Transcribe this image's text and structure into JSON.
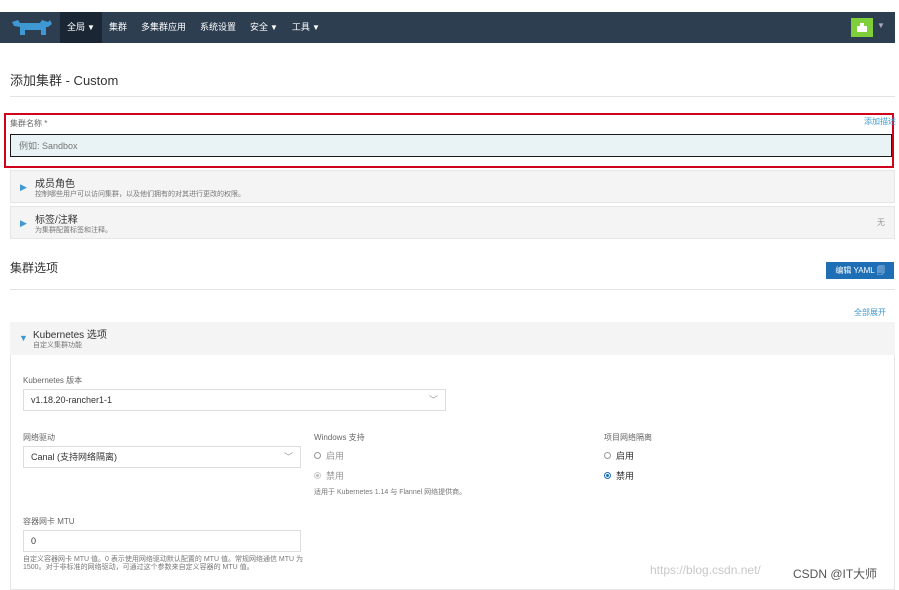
{
  "nav": {
    "items": [
      {
        "label": "全局",
        "dropdown": true,
        "active": true
      },
      {
        "label": "集群",
        "dropdown": false
      },
      {
        "label": "多集群应用",
        "dropdown": false
      },
      {
        "label": "系统设置",
        "dropdown": false
      },
      {
        "label": "安全",
        "dropdown": true
      },
      {
        "label": "工具",
        "dropdown": true
      }
    ],
    "chevron": "⌄"
  },
  "page": {
    "title": "添加集群 - Custom"
  },
  "cluster_name": {
    "label": "集群名称 *",
    "placeholder": "例如: Sandbox",
    "add_description": "添加描述"
  },
  "accordions": {
    "members": {
      "title": "成员角色",
      "subtitle": "控制哪些用户可以访问集群，以及他们拥有的对其进行更改的权限。"
    },
    "labels": {
      "title": "标签/注释",
      "subtitle": "为集群配置标签和注释。",
      "right": "无"
    }
  },
  "cluster_options": {
    "title": "集群选项",
    "edit_yaml": "编辑 YAML 🗐",
    "expand_all": "全部展开"
  },
  "k8s": {
    "title": "Kubernetes 选项",
    "subtitle": "自定义集群功能",
    "version_label": "Kubernetes 版本",
    "version_value": "v1.18.20-rancher1-1",
    "network_label": "网络驱动",
    "network_value": "Canal (支持网络隔离)",
    "windows_label": "Windows 支持",
    "windows_enable": "启用",
    "windows_disable": "禁用",
    "windows_help": "适用于 Kubernetes 1.14 与 Flannel 网络提供商。",
    "isolation_label": "项目网络隔离",
    "isolation_enable": "启用",
    "isolation_disable": "禁用",
    "mtu_label": "容器网卡 MTU",
    "mtu_value": "0",
    "mtu_help": "自定义容器网卡 MTU 值。0 表示使用网络驱动默认配置的 MTU 值。常规网络通信 MTU 为 1500。对于非标准的网络驱动，可通过这个参数来自定义容器的 MTU 值。"
  },
  "watermark": {
    "url": "https://blog.csdn.net/",
    "brand": "CSDN @IT大师"
  },
  "colors": {
    "topbar": "#2d3e50",
    "accent": "#3d98d3",
    "button": "#1e6fb5",
    "highlight": "#d0021b"
  }
}
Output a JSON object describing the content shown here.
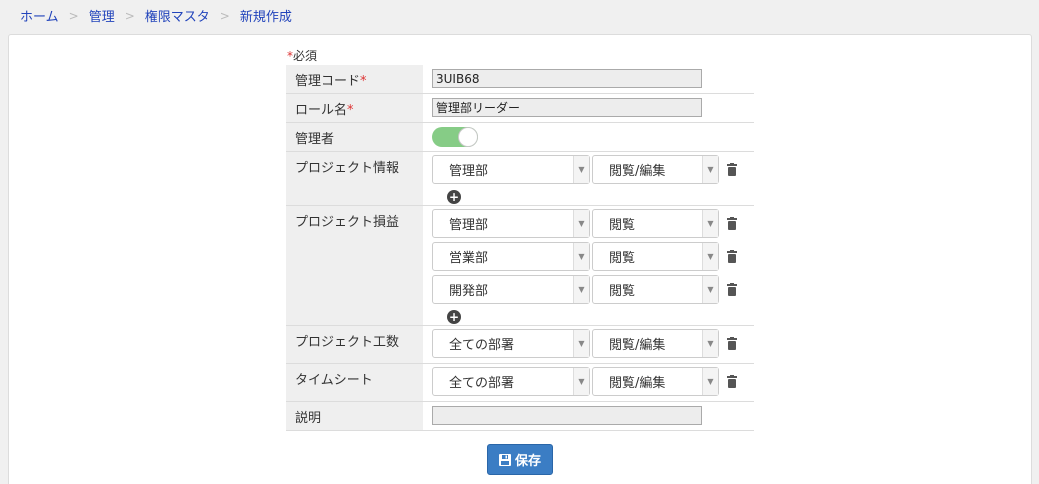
{
  "breadcrumb": {
    "items": [
      "ホーム",
      "管理",
      "権限マスタ",
      "新規作成"
    ],
    "separator": ">"
  },
  "form": {
    "required_note": "必須",
    "required_mark": "*",
    "code": {
      "label": "管理コード",
      "value": "3UIB68"
    },
    "role": {
      "label": "ロール名",
      "value": "管理部リーダー"
    },
    "admin": {
      "label": "管理者",
      "enabled": true
    },
    "project_info": {
      "label": "プロジェクト情報",
      "rows": [
        {
          "dept": "管理部",
          "level": "閲覧/編集"
        }
      ]
    },
    "project_pl": {
      "label": "プロジェクト損益",
      "rows": [
        {
          "dept": "管理部",
          "level": "閲覧"
        },
        {
          "dept": "営業部",
          "level": "閲覧"
        },
        {
          "dept": "開発部",
          "level": "閲覧"
        }
      ]
    },
    "project_hours": {
      "label": "プロジェクト工数",
      "rows": [
        {
          "dept": "全ての部署",
          "level": "閲覧/編集"
        }
      ]
    },
    "timesheet": {
      "label": "タイムシート",
      "rows": [
        {
          "dept": "全ての部署",
          "level": "閲覧/編集"
        }
      ]
    },
    "description": {
      "label": "説明",
      "value": ""
    },
    "save_label": "保存"
  },
  "colors": {
    "link": "#2244bb",
    "toggle_on": "#86cc86",
    "primary": "#3b7dc4",
    "required": "#d33"
  },
  "icons": [
    "chevron-down-icon",
    "trash-icon",
    "plus-circle-icon",
    "floppy-disk-icon"
  ]
}
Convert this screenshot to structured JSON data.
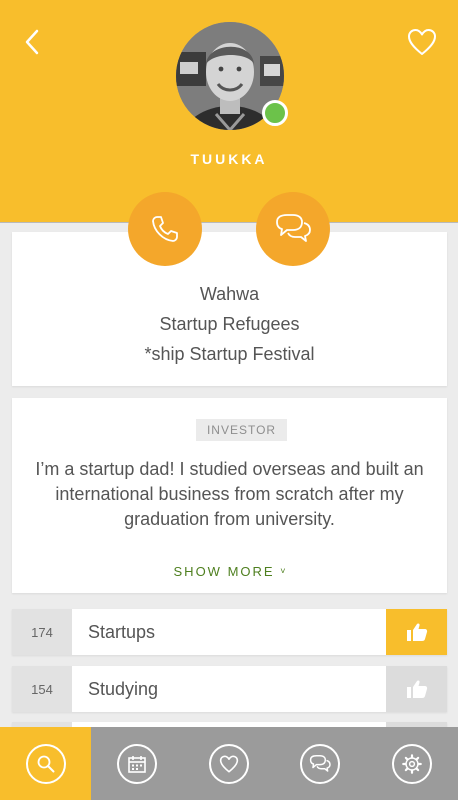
{
  "profile": {
    "name": "TUUKKA",
    "online": true,
    "avatar_icon": "person-photo"
  },
  "colors": {
    "accent": "#f8be2c",
    "accent_dark": "#f4a72b",
    "online": "#6cc24a",
    "link": "#4e7f1f",
    "tabbar": "#9b9b9b"
  },
  "header": {
    "back_icon": "chevron-left-icon",
    "favorite_icon": "heart-icon"
  },
  "actions": {
    "call_icon": "phone-icon",
    "chat_icon": "chat-bubbles-icon"
  },
  "companies": [
    "Wahwa",
    "Startup Refugees",
    "*ship Startup Festival"
  ],
  "bio": {
    "role": "INVESTOR",
    "text": "I’m a startup dad! I studied overseas and built an international business from scratch after my graduation from university.",
    "show_more": "SHOW MORE"
  },
  "interests": [
    {
      "count": "174",
      "label": "Startups",
      "liked": true
    },
    {
      "count": "154",
      "label": "Studying",
      "liked": false
    },
    {
      "count": "",
      "label": "",
      "liked": false
    }
  ],
  "tabbar": {
    "items": [
      {
        "icon": "search-icon",
        "active": true
      },
      {
        "icon": "calendar-icon",
        "active": false
      },
      {
        "icon": "heart-icon",
        "active": false
      },
      {
        "icon": "chat-icon",
        "active": false
      },
      {
        "icon": "gear-icon",
        "active": false
      }
    ]
  }
}
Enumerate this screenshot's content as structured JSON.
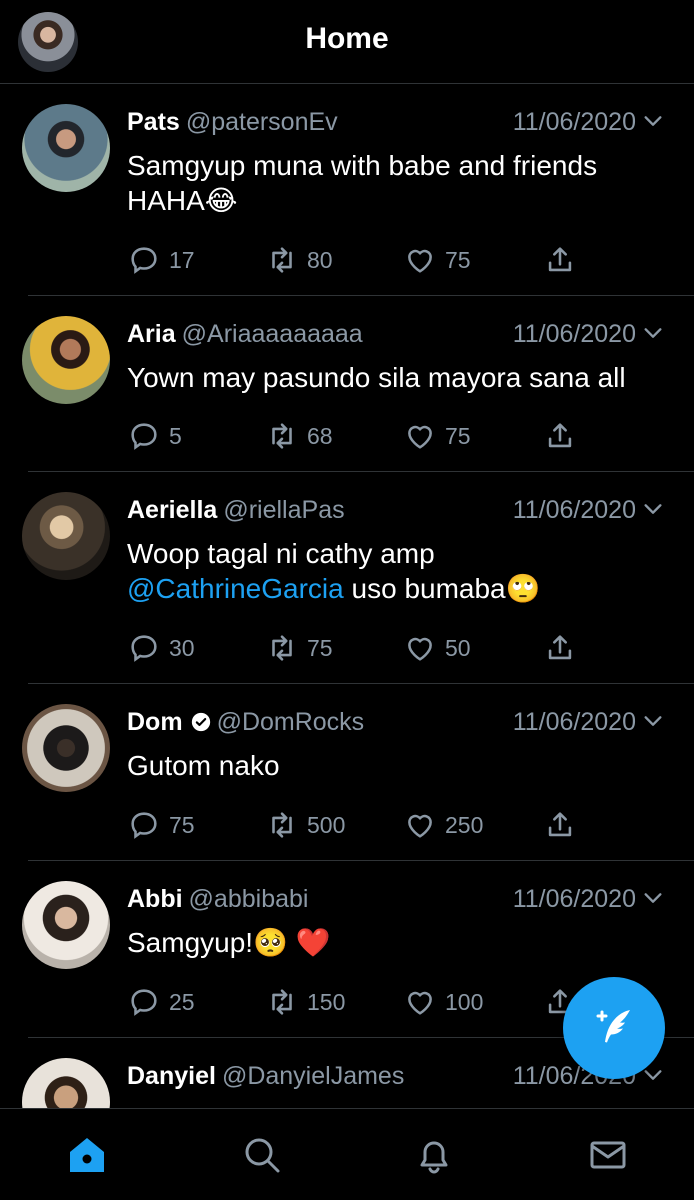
{
  "header": {
    "title": "Home"
  },
  "tweets": [
    {
      "name": "Pats",
      "handle": "@patersonEv",
      "date": "11/06/2020",
      "verified": false,
      "text_parts": [
        "Samgyup muna with babe and friends HAHA",
        "😂"
      ],
      "replies": "17",
      "retweets": "80",
      "likes": "75"
    },
    {
      "name": "Aria",
      "handle": "@Ariaaaaaaaaa",
      "date": "11/06/2020",
      "verified": false,
      "text_parts": [
        "Yown may pasundo sila mayora sana all"
      ],
      "replies": "5",
      "retweets": "68",
      "likes": "75"
    },
    {
      "name": "Aeriella",
      "handle": "@riellaPas",
      "date": "11/06/2020",
      "verified": false,
      "text_parts": [
        "Woop tagal ni cathy amp ",
        "@CathrineGarcia",
        " uso bumaba",
        "🙄"
      ],
      "replies": "30",
      "retweets": "75",
      "likes": "50"
    },
    {
      "name": "Dom",
      "handle": "@DomRocks",
      "date": "11/06/2020",
      "verified": true,
      "text_parts": [
        "Gutom nako"
      ],
      "replies": "75",
      "retweets": "500",
      "likes": "250"
    },
    {
      "name": "Abbi",
      "handle": "@abbibabi",
      "date": "11/06/2020",
      "verified": false,
      "text_parts": [
        "Samgyup!",
        "🥺 ❤️"
      ],
      "replies": "25",
      "retweets": "150",
      "likes": "100"
    },
    {
      "name": "Danyiel",
      "handle": "@DanyielJames",
      "date": "11/06/2020",
      "verified": false,
      "text_parts": [],
      "replies": "",
      "retweets": "",
      "likes": ""
    }
  ],
  "fab": {
    "icon": "compose-tweet-icon"
  },
  "tabs": [
    {
      "icon": "home-icon",
      "active": true
    },
    {
      "icon": "search-icon",
      "active": false
    },
    {
      "icon": "bell-icon",
      "active": false
    },
    {
      "icon": "mail-icon",
      "active": false
    }
  ],
  "colors": {
    "accent": "#1da1f2",
    "background": "#000000",
    "muted": "#8b98a5",
    "divider": "#2f3336",
    "heart": "#e0245e"
  }
}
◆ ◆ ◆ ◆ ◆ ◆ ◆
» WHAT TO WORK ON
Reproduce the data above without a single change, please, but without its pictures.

» COMPLETED TASK
Transcribe this image's text and structure into JSON.
{
  "nav": {
    "items": [
      {
        "label": "全局",
        "dropdown": true,
        "active": true
      },
      {
        "label": "集群",
        "dropdown": false
      },
      {
        "label": "多集群应用",
        "dropdown": false
      },
      {
        "label": "系统设置",
        "dropdown": false
      },
      {
        "label": "安全",
        "dropdown": true
      },
      {
        "label": "工具",
        "dropdown": true
      }
    ],
    "chevron": "⌄"
  },
  "page": {
    "title": "添加集群 - Custom"
  },
  "cluster_name": {
    "label": "集群名称 *",
    "placeholder": "例如: Sandbox",
    "add_description": "添加描述"
  },
  "accordions": {
    "members": {
      "title": "成员角色",
      "subtitle": "控制哪些用户可以访问集群，以及他们拥有的对其进行更改的权限。"
    },
    "labels": {
      "title": "标签/注释",
      "subtitle": "为集群配置标签和注释。",
      "right": "无"
    }
  },
  "cluster_options": {
    "title": "集群选项",
    "edit_yaml": "编辑 YAML 🗐",
    "expand_all": "全部展开"
  },
  "k8s": {
    "title": "Kubernetes 选项",
    "subtitle": "自定义集群功能",
    "version_label": "Kubernetes 版本",
    "version_value": "v1.18.20-rancher1-1",
    "network_label": "网络驱动",
    "network_value": "Canal (支持网络隔离)",
    "windows_label": "Windows 支持",
    "windows_enable": "启用",
    "windows_disable": "禁用",
    "windows_help": "适用于 Kubernetes 1.14 与 Flannel 网络提供商。",
    "isolation_label": "项目网络隔离",
    "isolation_enable": "启用",
    "isolation_disable": "禁用",
    "mtu_label": "容器网卡 MTU",
    "mtu_value": "0",
    "mtu_help": "自定义容器网卡 MTU 值。0 表示使用网络驱动默认配置的 MTU 值。常规网络通信 MTU 为 1500。对于非标准的网络驱动，可通过这个参数来自定义容器的 MTU 值。"
  },
  "watermark": {
    "url": "https://blog.csdn.net/",
    "brand": "CSDN @IT大师"
  },
  "colors": {
    "topbar": "#2d3e50",
    "accent": "#3d98d3",
    "button": "#1e6fb5",
    "highlight": "#d0021b"
  }
}
Output a JSON object describing the content shown here.
{
  "breadcrumb": {
    "items": [
      "ホーム",
      "管理",
      "権限マスタ",
      "新規作成"
    ],
    "separator": ">"
  },
  "form": {
    "required_note": "必須",
    "required_mark": "*",
    "code": {
      "label": "管理コード",
      "value": "3UIB68"
    },
    "role": {
      "label": "ロール名",
      "value": "管理部リーダー"
    },
    "admin": {
      "label": "管理者",
      "enabled": true
    },
    "project_info": {
      "label": "プロジェクト情報",
      "rows": [
        {
          "dept": "管理部",
          "level": "閲覧/編集"
        }
      ]
    },
    "project_pl": {
      "label": "プロジェクト損益",
      "rows": [
        {
          "dept": "管理部",
          "level": "閲覧"
        },
        {
          "dept": "営業部",
          "level": "閲覧"
        },
        {
          "dept": "開発部",
          "level": "閲覧"
        }
      ]
    },
    "project_hours": {
      "label": "プロジェクト工数",
      "rows": [
        {
          "dept": "全ての部署",
          "level": "閲覧/編集"
        }
      ]
    },
    "timesheet": {
      "label": "タイムシート",
      "rows": [
        {
          "dept": "全ての部署",
          "level": "閲覧/編集"
        }
      ]
    },
    "description": {
      "label": "説明",
      "value": ""
    },
    "save_label": "保存"
  },
  "colors": {
    "link": "#2244bb",
    "toggle_on": "#86cc86",
    "primary": "#3b7dc4",
    "required": "#d33"
  },
  "icons": [
    "chevron-down-icon",
    "trash-icon",
    "plus-circle-icon",
    "floppy-disk-icon"
  ]
}
Convert this screenshot to structured JSON data.
{
  "profile": {
    "name": "TUUKKA",
    "online": true,
    "avatar_icon": "person-photo"
  },
  "colors": {
    "accent": "#f8be2c",
    "accent_dark": "#f4a72b",
    "online": "#6cc24a",
    "link": "#4e7f1f",
    "tabbar": "#9b9b9b"
  },
  "header": {
    "back_icon": "chevron-left-icon",
    "favorite_icon": "heart-icon"
  },
  "actions": {
    "call_icon": "phone-icon",
    "chat_icon": "chat-bubbles-icon"
  },
  "companies": [
    "Wahwa",
    "Startup Refugees",
    "*ship Startup Festival"
  ],
  "bio": {
    "role": "INVESTOR",
    "text": "I’m a startup dad! I studied overseas and built an international business from scratch after my graduation from university.",
    "show_more": "SHOW MORE"
  },
  "interests": [
    {
      "count": "174",
      "label": "Startups",
      "liked": true
    },
    {
      "count": "154",
      "label": "Studying",
      "liked": false
    },
    {
      "count": "",
      "label": "",
      "liked": false
    }
  ],
  "tabbar": {
    "items": [
      {
        "icon": "search-icon",
        "active": true
      },
      {
        "icon": "calendar-icon",
        "active": false
      },
      {
        "icon": "heart-icon",
        "active": false
      },
      {
        "icon": "chat-icon",
        "active": false
      },
      {
        "icon": "gear-icon",
        "active": false
      }
    ]
  }
}
Enumerate this screenshot's content as structured JSON.
{
  "header": {
    "title": "Home"
  },
  "tweets": [
    {
      "name": "Pats",
      "handle": "@patersonEv",
      "date": "11/06/2020",
      "verified": false,
      "text_parts": [
        "Samgyup muna with babe and friends HAHA",
        "😂"
      ],
      "replies": "17",
      "retweets": "80",
      "likes": "75"
    },
    {
      "name": "Aria",
      "handle": "@Ariaaaaaaaaa",
      "date": "11/06/2020",
      "verified": false,
      "text_parts": [
        "Yown may pasundo sila mayora sana all"
      ],
      "replies": "5",
      "retweets": "68",
      "likes": "75"
    },
    {
      "name": "Aeriella",
      "handle": "@riellaPas",
      "date": "11/06/2020",
      "verified": false,
      "text_parts": [
        "Woop tagal ni cathy amp ",
        "@CathrineGarcia",
        " uso bumaba",
        "🙄"
      ],
      "replies": "30",
      "retweets": "75",
      "likes": "50"
    },
    {
      "name": "Dom",
      "handle": "@DomRocks",
      "date": "11/06/2020",
      "verified": true,
      "text_parts": [
        "Gutom nako"
      ],
      "replies": "75",
      "retweets": "500",
      "likes": "250"
    },
    {
      "name": "Abbi",
      "handle": "@abbibabi",
      "date": "11/06/2020",
      "verified": false,
      "text_parts": [
        "Samgyup!",
        "🥺 ❤️"
      ],
      "replies": "25",
      "retweets": "150",
      "likes": "100"
    },
    {
      "name": "Danyiel",
      "handle": "@DanyielJames",
      "date": "11/06/2020",
      "verified": false,
      "text_parts": [],
      "replies": "",
      "retweets": "",
      "likes": ""
    }
  ],
  "fab": {
    "icon": "compose-tweet-icon"
  },
  "tabs": [
    {
      "icon": "home-icon",
      "active": true
    },
    {
      "icon": "search-icon",
      "active": false
    },
    {
      "icon": "bell-icon",
      "active": false
    },
    {
      "icon": "mail-icon",
      "active": false
    }
  ],
  "colors": {
    "accent": "#1da1f2",
    "background": "#000000",
    "muted": "#8b98a5",
    "divider": "#2f3336",
    "heart": "#e0245e"
  }
}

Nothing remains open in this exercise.